Of course, bad matchmaking can be a headache for players who just want to enjoy the game from a competitive standpoint. It's even worse for newer players who wish to dip their toes into "Overwatch 2," but are quickly dominated by others with way more skill and experience. Because of this recurring issue, Blizzard has formally addressed the criticism by detailing how matchmaking works in "Overwatch 2" and how it's changed in the months since its topsy-turvy launch.

Overwatch 2 has overhauled its matchmaking system for new players

In an official blog post, Blizzard Entertainment addressed the matchmaking system in "Overwatch 2." According to Blizzard, "Overwatch 2" now uses an internal matchmaking rating (MMR) in order to determine a player's skill level and the competition they should be facing. 

"Everyone has an internal matchmaking rating (MMR) that's a numerical value to describe your skill relative to everyone else. However, MMR isn't an absolute value, meaning your MMR can change even if your personal skill stays the same," the blog explains. As described, MMR is a progressive system that adjusts accordingly in tandem with a player and their squad's performance. For instance, winning games against players of a similar MMR will push the rating up, resulting in players facing more stiff competition. Losing does the opposite and causes a player's MMR to drop progressively with each negative result.

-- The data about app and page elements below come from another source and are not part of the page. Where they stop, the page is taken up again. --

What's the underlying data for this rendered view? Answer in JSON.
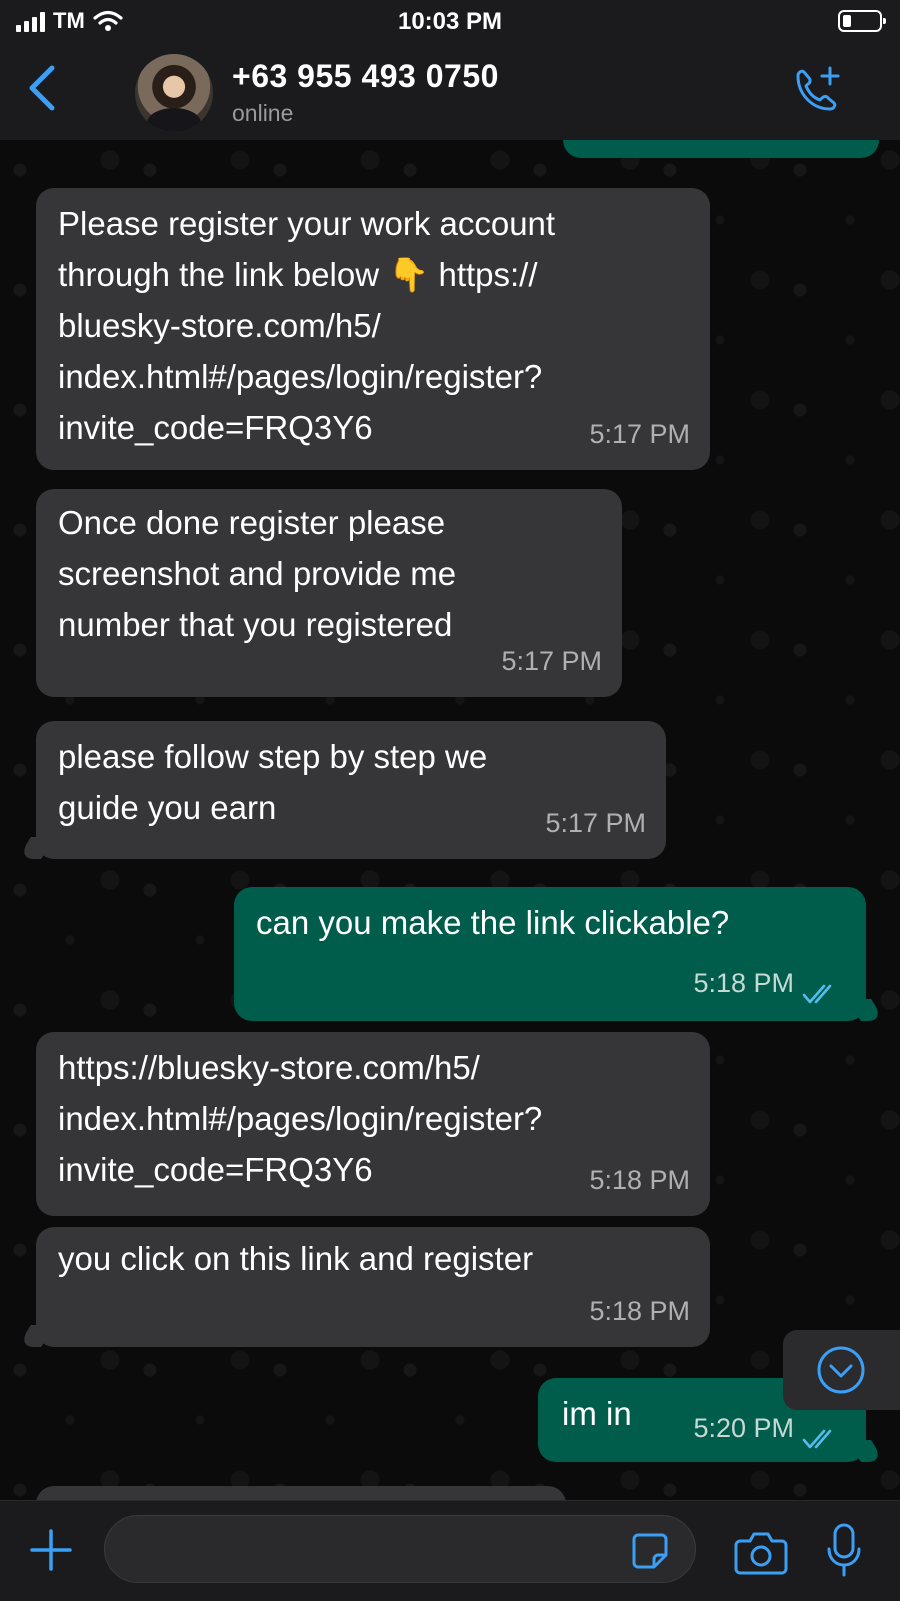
{
  "status_bar": {
    "carrier": "TM",
    "time": "10:03 PM"
  },
  "header": {
    "contact_name": "+63 955 493 0750",
    "contact_status": "online",
    "icons": [
      "back-chevron-icon",
      "avatar",
      "call-add-icon"
    ]
  },
  "messages": [
    {
      "direction": "in",
      "text": "Please register your work account\nthrough the link below 👇 https://\nbluesky-store.com/h5/\nindex.html#/pages/login/register?\ninvite_code=FRQ3Y6",
      "time": "5:17 PM"
    },
    {
      "direction": "in",
      "text": "Once done register please\nscreenshot and provide me\nnumber that you registered",
      "time": "5:17 PM"
    },
    {
      "direction": "in",
      "text": "please follow step by step we\nguide you earn",
      "time": "5:17 PM"
    },
    {
      "direction": "out",
      "text": "can you make the link clickable?",
      "time": "5:18 PM",
      "read": true
    },
    {
      "direction": "in",
      "text": "https://bluesky-store.com/h5/\nindex.html#/pages/login/register?\ninvite_code=FRQ3Y6",
      "time": "5:18 PM"
    },
    {
      "direction": "in",
      "text": "you click on this link and register",
      "time": "5:18 PM"
    },
    {
      "direction": "out",
      "text": "im in",
      "time": "5:20 PM",
      "read": true
    }
  ],
  "input_bar": {
    "placeholder": "",
    "icons": [
      "plus-icon",
      "sticker-icon",
      "camera-icon",
      "microphone-icon"
    ]
  },
  "colors": {
    "incoming_bubble": "#363638",
    "outgoing_bubble": "#005c4b",
    "read_ticks": "#53bdeb",
    "accent": "#3b9ff5"
  }
}
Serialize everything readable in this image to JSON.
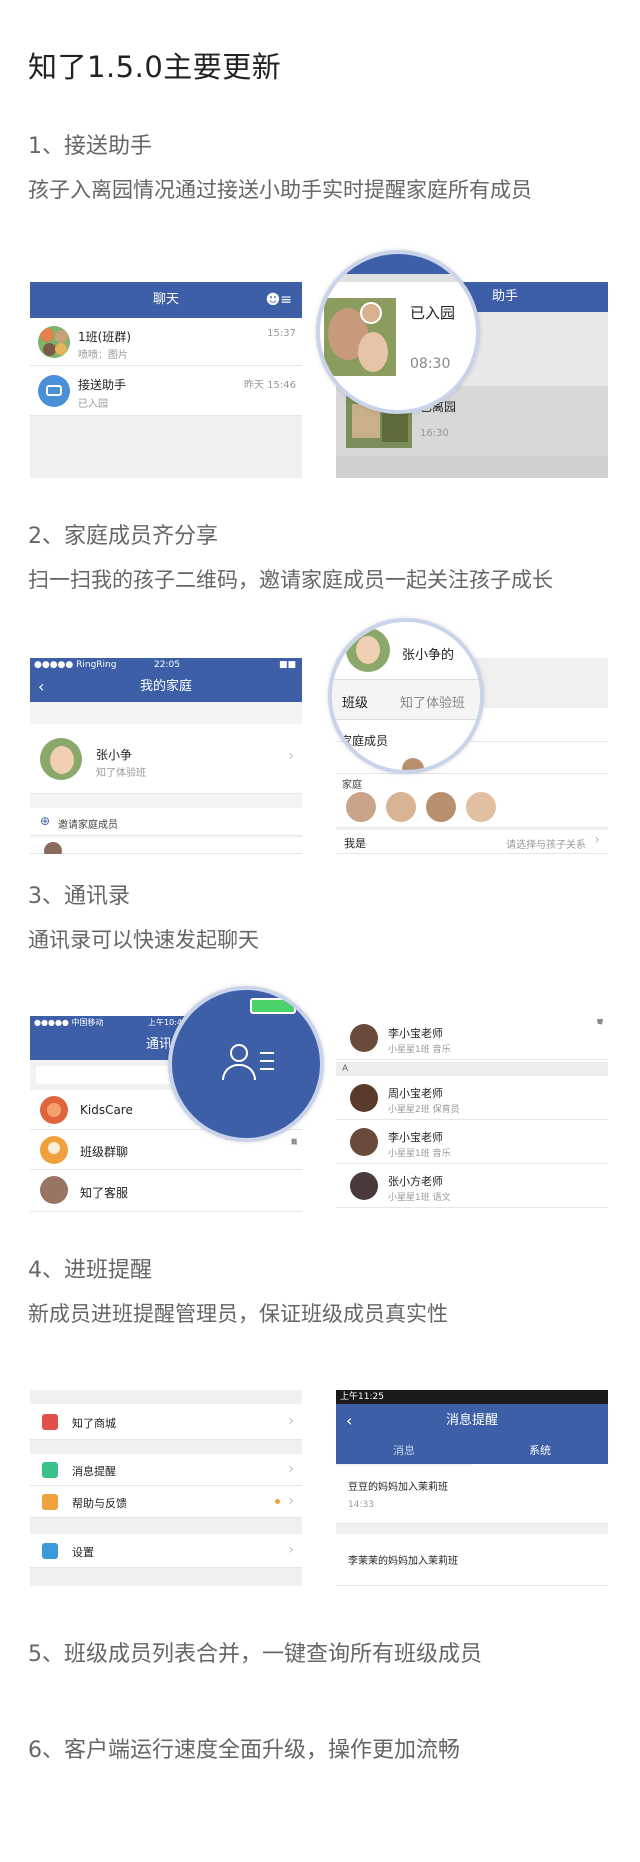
{
  "title": "知了1.5.0主要更新",
  "sections": [
    {
      "heading": "1、接送助手",
      "desc": "孩子入离园情况通过接送小助手实时提醒家庭所有成员"
    },
    {
      "heading": "2、家庭成员齐分享",
      "desc": "扫一扫我的孩子二维码，邀请家庭成员一起关注孩子成长"
    },
    {
      "heading": "3、通讯录",
      "desc": "通讯录可以快速发起聊天"
    },
    {
      "heading": "4、进班提醒",
      "desc": "新成员进班提醒管理员，保证班级成员真实性"
    },
    {
      "heading": "5、班级成员列表合并，一键查询所有班级成员"
    },
    {
      "heading": "6、客户端运行速度全面升级，操作更加流畅"
    }
  ],
  "s1": {
    "left": {
      "header": "聊天",
      "items": [
        {
          "name": "1班(班群)",
          "sub": "喷喷：图片",
          "time": "15:37"
        },
        {
          "name": "接送助手",
          "sub": "已入园",
          "time": "昨天 15:46"
        }
      ]
    },
    "right": {
      "header": "助手",
      "mag_status": "已入园",
      "mag_time": "08:30",
      "item2_status": "已离园",
      "item2_time": "16:30"
    }
  },
  "s2": {
    "left": {
      "carrier": "●●●●● RingRing",
      "clock": "22:05",
      "header": "我的家庭",
      "child_name": "张小争",
      "child_class": "知了体验班",
      "invite": "邀请家庭成员"
    },
    "right": {
      "mag_name": "张小争的",
      "class_label": "班级",
      "class_value": "知了体验班",
      "members_label": "家庭成员",
      "members_label_partial": "家庭",
      "me_label": "我是",
      "me_value": "请选择与孩子关系"
    }
  },
  "s3": {
    "left": {
      "carrier": "●●●●● 中国移动",
      "clock": "上午10:4",
      "header": "通讯",
      "items": [
        "KidsCare",
        "班级群聊",
        "知了客服"
      ],
      "index": [
        "Q",
        "消",
        "A",
        "B",
        "C",
        "D",
        "E"
      ]
    },
    "right": {
      "section": "A",
      "contacts": [
        {
          "name": "李小宝老师",
          "sub": "小星星1班  音乐"
        },
        {
          "name": "周小宝老师",
          "sub": "小星星2班  保育员"
        },
        {
          "name": "李小宝老师",
          "sub": "小星星1班  音乐"
        },
        {
          "name": "张小方老师",
          "sub": "小星星1班  语文"
        }
      ],
      "index": [
        "P",
        "Q",
        "S",
        "T",
        "W",
        "X",
        "Y",
        "Z"
      ]
    }
  },
  "s4": {
    "left": {
      "items": [
        "知了商城",
        "消息提醒",
        "帮助与反馈",
        "设置"
      ]
    },
    "right": {
      "clock": "上午11:25",
      "header": "消息提醒",
      "tabs": [
        "消息",
        "系统"
      ],
      "msgs": [
        {
          "text": "豆豆的妈妈加入茉莉班",
          "time": "14:33"
        },
        {
          "text": "李茉茉的妈妈加入茉莉班"
        }
      ]
    }
  },
  "colors": {
    "primary": "#3d5fa8",
    "text": "#666666",
    "accent_orange": "#f0a03c"
  }
}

Blizzard stated that many of the matchmaking issues in "Overwatch 2" at launch were due to a cross-pollination between seasoned "Overwatch" veterans and players that were new to the series. "We noticed that new players were losing their initial matches much more than they should have, and this trend wasn't levelling out enough by the time they'd played many more matches," the post says. In order to remedy this, Blizzard has made changes to a player's starting MMR when first launching the game.

Despite these changes, Blizzard concluded the blog post by saying that it plans to continue modifying matchmaking as time goes on and more data is collected.